> [Exercise aim]: Every line of the material that includes the word "button" is to be shown.

═══ Extracted entries ═══

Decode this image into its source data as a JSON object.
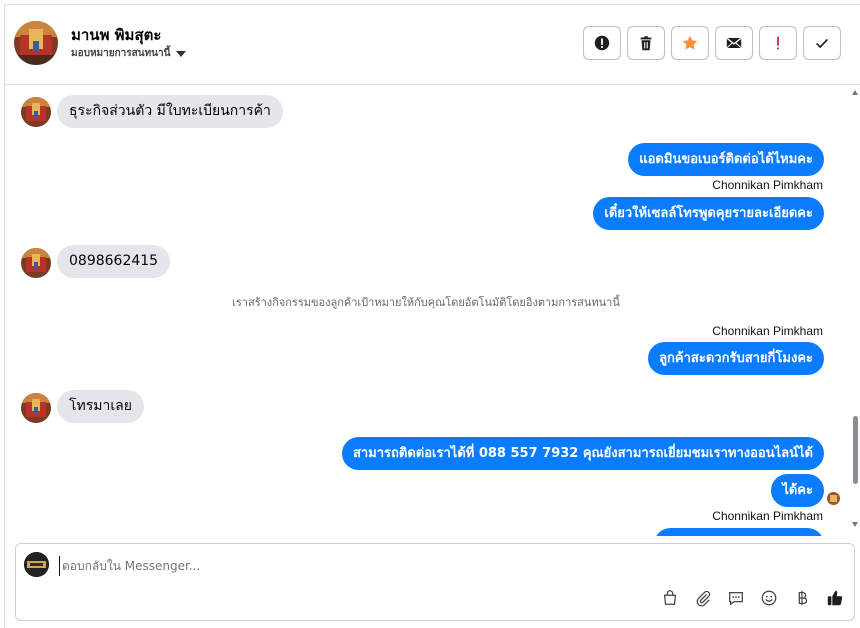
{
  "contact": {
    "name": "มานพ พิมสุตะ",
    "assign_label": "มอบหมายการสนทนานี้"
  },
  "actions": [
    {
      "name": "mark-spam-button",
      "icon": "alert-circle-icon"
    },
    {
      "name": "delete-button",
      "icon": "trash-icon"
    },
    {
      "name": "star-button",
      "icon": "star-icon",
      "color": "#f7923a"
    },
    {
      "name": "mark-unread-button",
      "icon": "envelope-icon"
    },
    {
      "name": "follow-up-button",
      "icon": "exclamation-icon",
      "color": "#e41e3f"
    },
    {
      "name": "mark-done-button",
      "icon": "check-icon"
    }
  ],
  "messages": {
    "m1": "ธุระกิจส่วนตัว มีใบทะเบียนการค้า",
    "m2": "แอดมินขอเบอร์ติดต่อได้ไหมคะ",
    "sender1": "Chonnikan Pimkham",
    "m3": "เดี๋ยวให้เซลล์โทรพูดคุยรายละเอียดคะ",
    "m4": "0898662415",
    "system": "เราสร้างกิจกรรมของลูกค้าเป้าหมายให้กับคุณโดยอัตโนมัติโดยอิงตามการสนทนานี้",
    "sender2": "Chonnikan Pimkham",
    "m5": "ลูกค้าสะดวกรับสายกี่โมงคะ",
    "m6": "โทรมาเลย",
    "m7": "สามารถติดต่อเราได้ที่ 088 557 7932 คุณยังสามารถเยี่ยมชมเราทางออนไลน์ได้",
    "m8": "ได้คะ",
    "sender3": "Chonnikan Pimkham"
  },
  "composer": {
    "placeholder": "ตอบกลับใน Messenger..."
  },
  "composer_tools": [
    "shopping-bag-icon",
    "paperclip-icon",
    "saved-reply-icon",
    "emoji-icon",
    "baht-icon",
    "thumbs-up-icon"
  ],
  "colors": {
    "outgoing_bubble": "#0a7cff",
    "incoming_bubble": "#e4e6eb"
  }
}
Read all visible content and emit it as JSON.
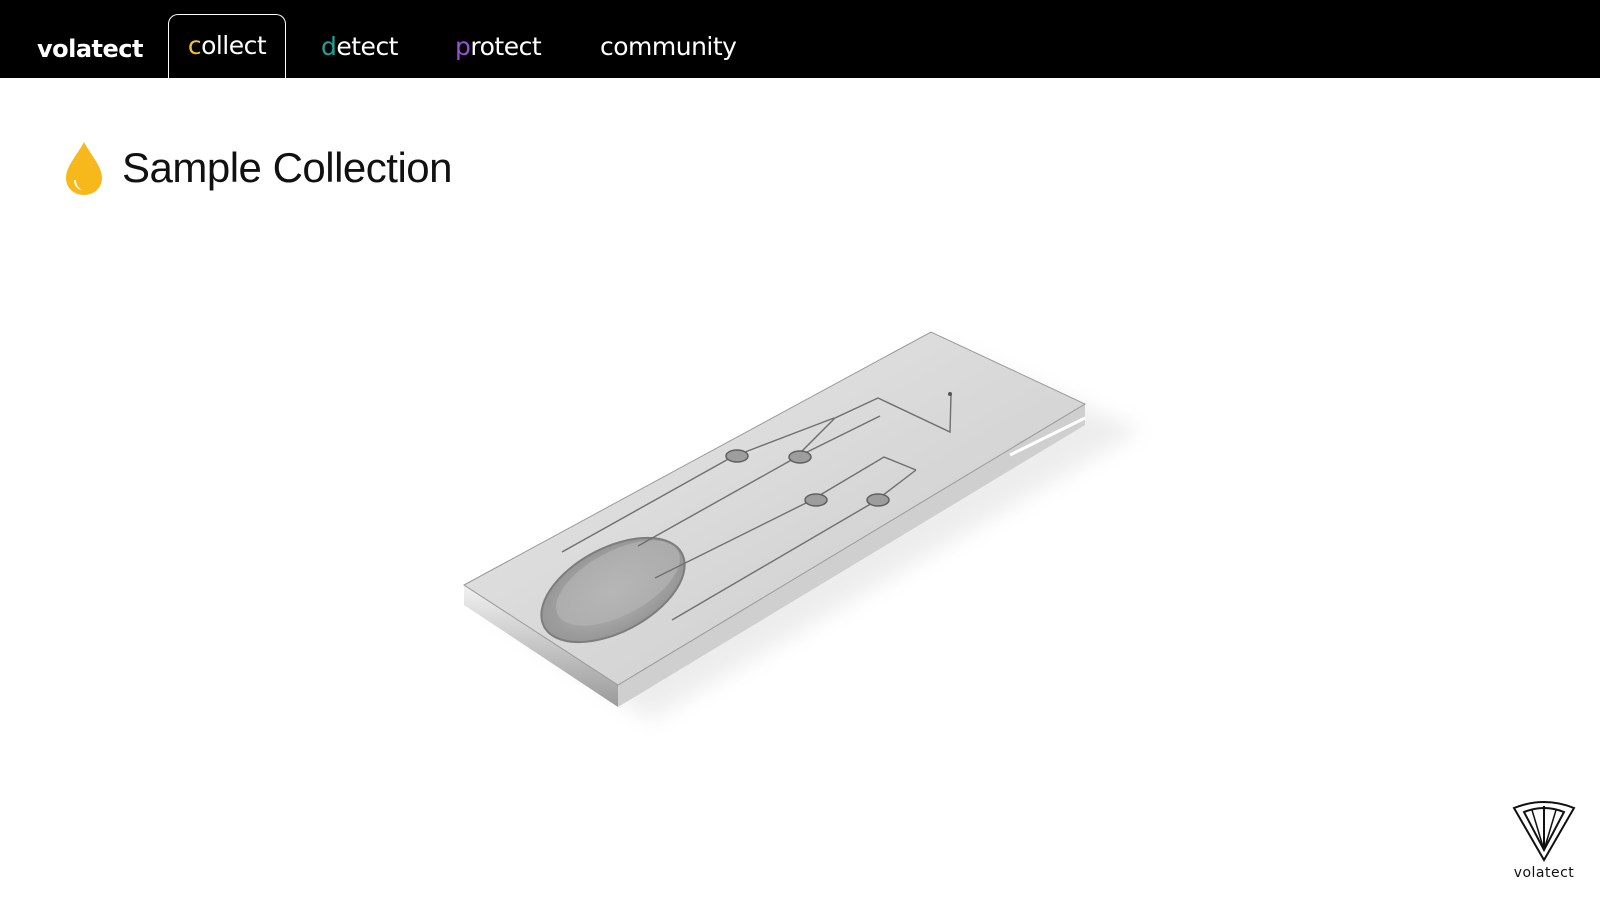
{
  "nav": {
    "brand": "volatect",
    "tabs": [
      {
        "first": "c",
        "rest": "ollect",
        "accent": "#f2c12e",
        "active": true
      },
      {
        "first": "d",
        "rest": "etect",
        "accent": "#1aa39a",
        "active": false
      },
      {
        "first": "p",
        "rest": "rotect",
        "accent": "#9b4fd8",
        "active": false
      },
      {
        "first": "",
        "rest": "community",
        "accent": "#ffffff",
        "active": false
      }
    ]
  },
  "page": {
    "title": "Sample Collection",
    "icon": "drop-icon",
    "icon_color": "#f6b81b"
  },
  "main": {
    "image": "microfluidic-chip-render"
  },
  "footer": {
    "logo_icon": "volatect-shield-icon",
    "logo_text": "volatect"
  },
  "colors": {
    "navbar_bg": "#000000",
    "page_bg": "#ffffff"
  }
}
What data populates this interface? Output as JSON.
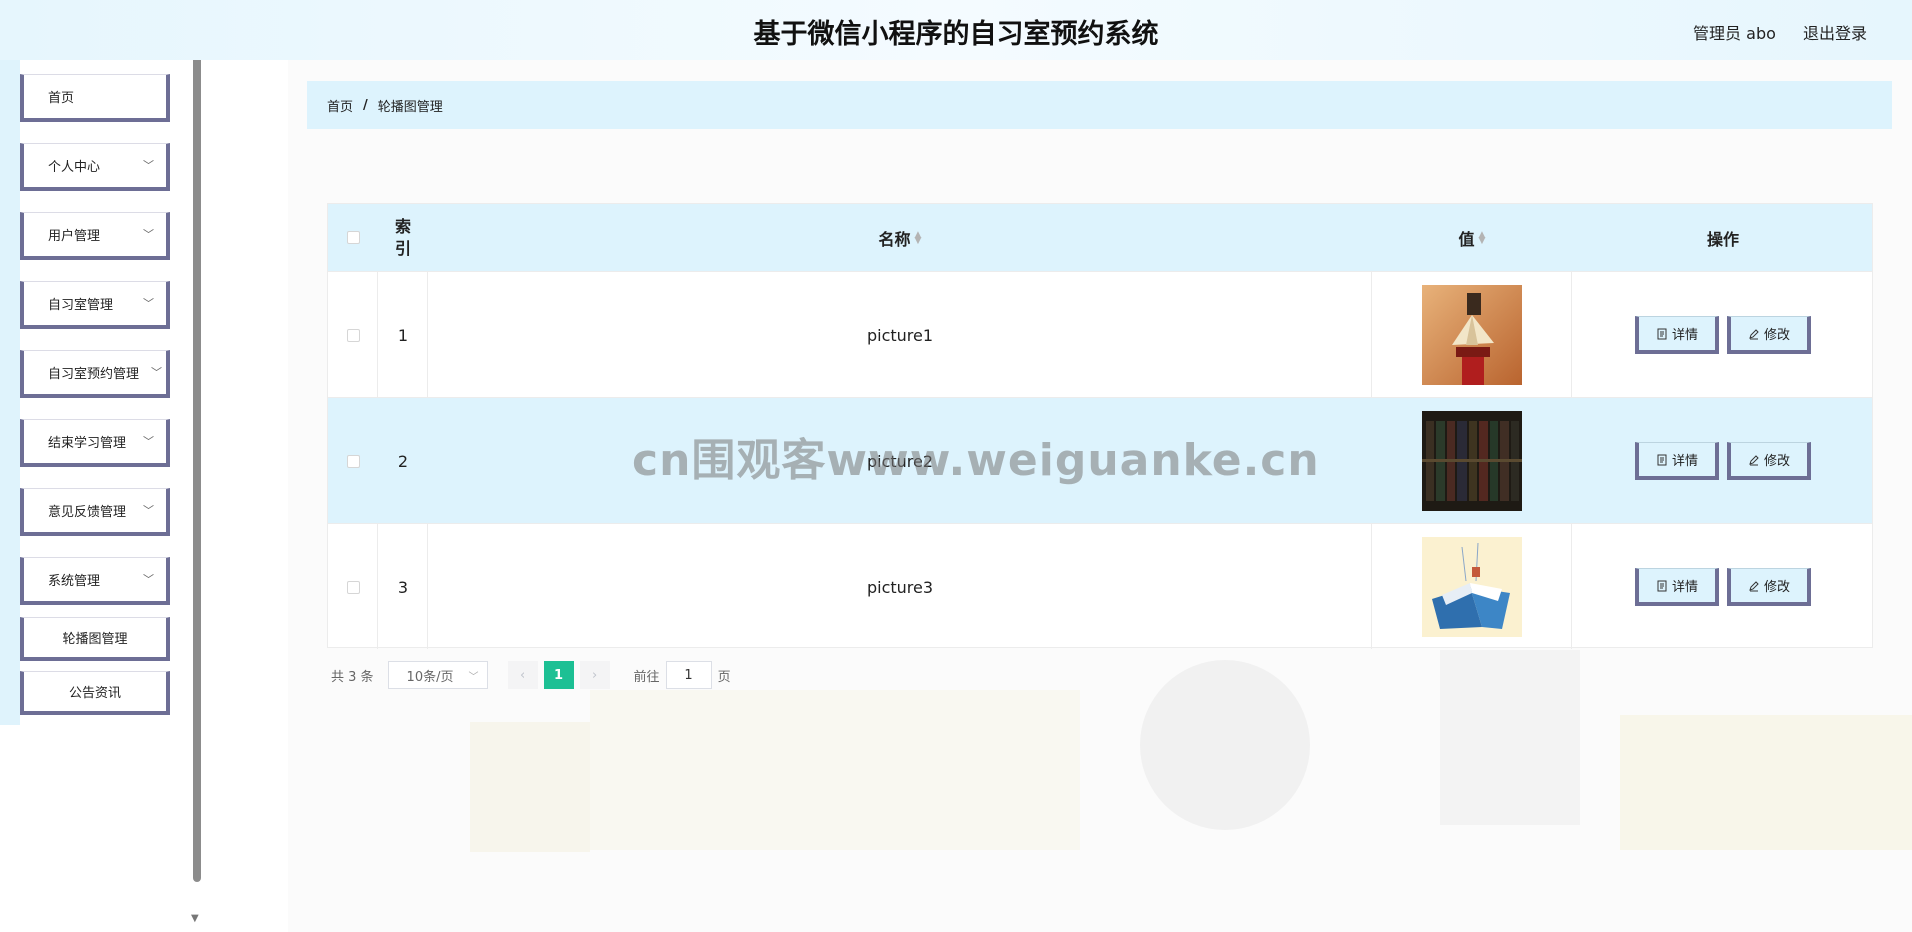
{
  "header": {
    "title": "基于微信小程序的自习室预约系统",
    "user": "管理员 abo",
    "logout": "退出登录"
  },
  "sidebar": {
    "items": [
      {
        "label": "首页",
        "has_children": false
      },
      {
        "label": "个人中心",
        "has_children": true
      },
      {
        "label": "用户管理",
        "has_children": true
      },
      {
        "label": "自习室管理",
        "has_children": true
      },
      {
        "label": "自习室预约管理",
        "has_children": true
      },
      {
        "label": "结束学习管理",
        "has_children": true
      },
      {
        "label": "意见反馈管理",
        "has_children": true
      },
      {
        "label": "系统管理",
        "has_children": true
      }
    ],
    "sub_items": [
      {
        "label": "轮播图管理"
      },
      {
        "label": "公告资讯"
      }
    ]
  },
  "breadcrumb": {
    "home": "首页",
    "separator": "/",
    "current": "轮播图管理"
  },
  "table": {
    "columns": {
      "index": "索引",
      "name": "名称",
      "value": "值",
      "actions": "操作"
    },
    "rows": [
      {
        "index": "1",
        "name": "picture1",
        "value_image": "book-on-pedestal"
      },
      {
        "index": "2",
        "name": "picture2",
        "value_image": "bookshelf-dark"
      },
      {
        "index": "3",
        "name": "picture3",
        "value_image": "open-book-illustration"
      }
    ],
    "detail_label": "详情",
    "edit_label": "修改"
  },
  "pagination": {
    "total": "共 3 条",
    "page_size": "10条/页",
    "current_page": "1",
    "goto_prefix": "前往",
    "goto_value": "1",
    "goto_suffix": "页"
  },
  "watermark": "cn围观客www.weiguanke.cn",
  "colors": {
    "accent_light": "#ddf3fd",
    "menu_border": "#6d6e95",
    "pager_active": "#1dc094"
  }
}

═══

> [Exercise output]:
      "name": "mark-spam-button",
      "name": "delete-button",
      "name": "star-button",
      "name": "mark-unread-button",
      "name": "follow-up-button",
      "name": "mark-done-button",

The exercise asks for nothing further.